    • 104   R L D D E V E LO P M E N T R E P O RT 2 0 1 3 WO size often made the new firms less productive census reported 1.33 million manufacturing than the average firms of more advanced coun- firms with annual sales above RMB 5 million.16 tries, these new firms were more efficient than Most of them were private. The entry of these domestic incumbents. They played a strong role new businesses and the closure of nonviable in boosting productivity in medium- and high- state-owned enterprises (SOEs) accounted for technology industries and in exerting competi- two-thirds of TFP growth in manufacturing tive pressure on existing firms.15 sectors over 1998–2006.17 China’s rapid productivity growth was also underpinned by large-scale reallocation. Beginning in 1978, economic reform efforts Most jobs are in very small farms gradually expanded the influence of markets and firms and deepened global integration. All of this created unprecedented opportunities for the Many people in developing countries work formation of private entities, including town- in very small and not very dynamic economic ship and village enterprises, and the entry of units—family farms, microenterprises, and foreign companies. During the first decade of household businesses. Although microenter- reform (1978–88), reallocation from agricul- prises are often defined as firms employing ten ture to nonagriculture activities was the source or fewer workers, many among them are actu- of almost half of all productivity growth. In the ally one-person businesses. Given their contri- following decades, however, the main drivers bution to total employment, these small eco- of productivity growth were labor reallocation nomic units cannot be ignored. Understanding out of the state sector, private sector vibrancy, their dynamics is crucial to deciphering the rela- and state sector restructuring. The scale of tionship between jobs and productivity. business entry was startling: the number of In family farms, hired labor is usually em- industrial firms rose from 377,000 in 1980 to ployed in simple tasks such as weeding and har- nearly 8 million in 1996. The 2004 economic vesting, whereas family labor usually carries out care-intensive activities such as water manage- ment, land preparation, and fertilizer applica- F I G U R E 3 . 6   mallholder S farming is dominant tion.
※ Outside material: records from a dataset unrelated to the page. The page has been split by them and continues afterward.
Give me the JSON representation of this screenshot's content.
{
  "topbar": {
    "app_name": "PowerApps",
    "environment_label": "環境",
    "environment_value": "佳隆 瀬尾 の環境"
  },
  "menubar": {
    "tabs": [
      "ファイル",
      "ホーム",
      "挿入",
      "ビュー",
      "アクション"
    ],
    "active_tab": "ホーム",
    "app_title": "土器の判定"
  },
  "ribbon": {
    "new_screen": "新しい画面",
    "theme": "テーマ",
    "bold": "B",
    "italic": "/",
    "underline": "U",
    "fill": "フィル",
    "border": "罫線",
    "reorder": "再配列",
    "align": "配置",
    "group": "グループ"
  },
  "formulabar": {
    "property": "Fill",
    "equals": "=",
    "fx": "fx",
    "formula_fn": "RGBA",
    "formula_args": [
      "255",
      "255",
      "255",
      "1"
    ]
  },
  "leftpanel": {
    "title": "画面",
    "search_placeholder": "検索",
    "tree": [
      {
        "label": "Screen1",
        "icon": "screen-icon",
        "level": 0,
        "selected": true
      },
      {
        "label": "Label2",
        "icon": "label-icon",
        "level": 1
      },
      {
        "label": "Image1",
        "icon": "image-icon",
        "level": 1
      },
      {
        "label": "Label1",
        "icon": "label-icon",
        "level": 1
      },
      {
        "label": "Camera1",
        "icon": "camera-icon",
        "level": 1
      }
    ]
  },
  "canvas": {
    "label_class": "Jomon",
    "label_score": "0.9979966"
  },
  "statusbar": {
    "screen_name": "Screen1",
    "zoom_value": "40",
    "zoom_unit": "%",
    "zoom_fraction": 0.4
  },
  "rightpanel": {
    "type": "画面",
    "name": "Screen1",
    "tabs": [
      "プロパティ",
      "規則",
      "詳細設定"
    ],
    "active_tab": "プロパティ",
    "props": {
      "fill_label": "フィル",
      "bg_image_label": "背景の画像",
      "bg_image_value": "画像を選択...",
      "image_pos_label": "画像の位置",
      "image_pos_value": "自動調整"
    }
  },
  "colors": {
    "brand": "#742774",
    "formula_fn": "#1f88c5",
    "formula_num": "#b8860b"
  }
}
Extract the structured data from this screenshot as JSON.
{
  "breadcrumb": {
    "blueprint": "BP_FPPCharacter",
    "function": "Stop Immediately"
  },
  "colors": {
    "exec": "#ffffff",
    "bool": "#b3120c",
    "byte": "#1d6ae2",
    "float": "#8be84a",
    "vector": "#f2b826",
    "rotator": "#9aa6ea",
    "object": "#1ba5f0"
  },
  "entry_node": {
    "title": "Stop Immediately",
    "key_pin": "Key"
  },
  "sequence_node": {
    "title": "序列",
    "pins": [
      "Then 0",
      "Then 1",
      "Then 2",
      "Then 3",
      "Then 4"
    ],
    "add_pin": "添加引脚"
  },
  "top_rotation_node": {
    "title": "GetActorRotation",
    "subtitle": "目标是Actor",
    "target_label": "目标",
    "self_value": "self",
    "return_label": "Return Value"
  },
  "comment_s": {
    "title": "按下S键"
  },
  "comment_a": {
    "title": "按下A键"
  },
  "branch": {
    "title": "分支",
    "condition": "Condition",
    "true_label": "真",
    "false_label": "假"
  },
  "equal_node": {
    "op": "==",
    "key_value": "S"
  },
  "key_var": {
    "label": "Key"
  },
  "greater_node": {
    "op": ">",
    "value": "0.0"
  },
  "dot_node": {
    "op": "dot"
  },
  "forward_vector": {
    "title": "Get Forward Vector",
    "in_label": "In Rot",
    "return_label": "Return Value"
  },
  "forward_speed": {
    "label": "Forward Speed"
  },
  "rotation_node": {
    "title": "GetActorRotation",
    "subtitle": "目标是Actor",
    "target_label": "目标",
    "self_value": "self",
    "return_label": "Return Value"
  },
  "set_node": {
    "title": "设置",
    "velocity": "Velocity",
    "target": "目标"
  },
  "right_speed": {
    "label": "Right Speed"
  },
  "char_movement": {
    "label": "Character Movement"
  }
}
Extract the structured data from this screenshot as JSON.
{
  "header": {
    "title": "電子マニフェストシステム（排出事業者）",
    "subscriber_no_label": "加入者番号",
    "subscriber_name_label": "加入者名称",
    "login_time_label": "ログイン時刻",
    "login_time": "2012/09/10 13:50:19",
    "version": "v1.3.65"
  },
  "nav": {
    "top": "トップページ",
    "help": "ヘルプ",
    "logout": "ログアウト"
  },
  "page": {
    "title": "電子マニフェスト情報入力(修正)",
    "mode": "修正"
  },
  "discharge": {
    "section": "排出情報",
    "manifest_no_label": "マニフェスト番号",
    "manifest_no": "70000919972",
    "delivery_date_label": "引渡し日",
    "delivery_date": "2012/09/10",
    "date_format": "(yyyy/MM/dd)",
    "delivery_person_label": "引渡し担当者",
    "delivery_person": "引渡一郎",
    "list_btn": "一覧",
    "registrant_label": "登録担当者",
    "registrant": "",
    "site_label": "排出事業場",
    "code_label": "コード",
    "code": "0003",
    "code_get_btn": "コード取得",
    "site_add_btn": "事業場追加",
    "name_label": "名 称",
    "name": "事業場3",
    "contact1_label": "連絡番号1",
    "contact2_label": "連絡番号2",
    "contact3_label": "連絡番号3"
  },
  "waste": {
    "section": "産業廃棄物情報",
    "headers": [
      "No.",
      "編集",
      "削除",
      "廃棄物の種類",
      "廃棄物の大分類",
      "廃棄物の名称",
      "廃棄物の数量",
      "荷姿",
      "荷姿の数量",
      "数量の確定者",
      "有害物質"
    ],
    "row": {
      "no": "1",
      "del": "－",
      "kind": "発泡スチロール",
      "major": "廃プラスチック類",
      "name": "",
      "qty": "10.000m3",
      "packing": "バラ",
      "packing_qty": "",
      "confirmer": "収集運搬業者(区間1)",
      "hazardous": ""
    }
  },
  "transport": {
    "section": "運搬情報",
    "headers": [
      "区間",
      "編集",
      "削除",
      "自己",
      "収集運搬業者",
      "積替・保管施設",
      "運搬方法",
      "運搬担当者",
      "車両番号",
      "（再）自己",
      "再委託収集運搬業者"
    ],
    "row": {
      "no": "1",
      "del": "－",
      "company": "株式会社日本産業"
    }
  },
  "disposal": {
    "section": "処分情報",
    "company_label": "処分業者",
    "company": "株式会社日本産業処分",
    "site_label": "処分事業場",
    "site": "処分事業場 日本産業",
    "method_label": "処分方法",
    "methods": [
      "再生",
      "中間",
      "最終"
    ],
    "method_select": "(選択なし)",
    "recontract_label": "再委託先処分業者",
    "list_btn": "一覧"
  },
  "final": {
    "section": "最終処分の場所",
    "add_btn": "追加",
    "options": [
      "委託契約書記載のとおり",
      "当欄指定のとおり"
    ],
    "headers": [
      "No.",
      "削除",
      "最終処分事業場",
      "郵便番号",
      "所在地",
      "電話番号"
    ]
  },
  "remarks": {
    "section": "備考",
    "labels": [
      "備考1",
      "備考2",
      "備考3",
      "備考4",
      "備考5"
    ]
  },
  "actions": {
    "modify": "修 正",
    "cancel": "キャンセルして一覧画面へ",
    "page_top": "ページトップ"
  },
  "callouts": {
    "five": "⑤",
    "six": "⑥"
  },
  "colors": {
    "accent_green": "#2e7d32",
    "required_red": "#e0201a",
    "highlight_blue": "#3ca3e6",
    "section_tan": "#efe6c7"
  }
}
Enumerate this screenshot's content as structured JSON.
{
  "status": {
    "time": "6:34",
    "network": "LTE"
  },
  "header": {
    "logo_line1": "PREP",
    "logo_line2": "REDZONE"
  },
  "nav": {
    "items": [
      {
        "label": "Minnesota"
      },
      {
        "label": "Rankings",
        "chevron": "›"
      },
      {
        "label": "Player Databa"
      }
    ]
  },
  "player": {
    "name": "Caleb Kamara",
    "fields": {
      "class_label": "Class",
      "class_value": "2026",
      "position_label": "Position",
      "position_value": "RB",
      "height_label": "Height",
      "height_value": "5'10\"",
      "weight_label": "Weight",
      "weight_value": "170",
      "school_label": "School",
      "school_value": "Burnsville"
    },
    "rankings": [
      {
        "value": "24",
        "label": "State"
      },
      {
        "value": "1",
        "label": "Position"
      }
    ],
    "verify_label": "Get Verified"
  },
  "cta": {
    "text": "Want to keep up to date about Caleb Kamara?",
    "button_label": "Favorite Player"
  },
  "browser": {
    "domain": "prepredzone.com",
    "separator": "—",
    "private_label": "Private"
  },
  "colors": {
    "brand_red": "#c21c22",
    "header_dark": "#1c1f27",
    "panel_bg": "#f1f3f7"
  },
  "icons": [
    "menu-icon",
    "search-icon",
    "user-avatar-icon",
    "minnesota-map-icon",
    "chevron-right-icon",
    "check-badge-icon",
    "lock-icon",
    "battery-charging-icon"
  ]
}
Limited reliance on hired labor is due to the difficulty to monitor effort, and without outside Latin America machinery, farms cannot be expanded beyond Europe and the size manageable by the family’s labor, which Central Asia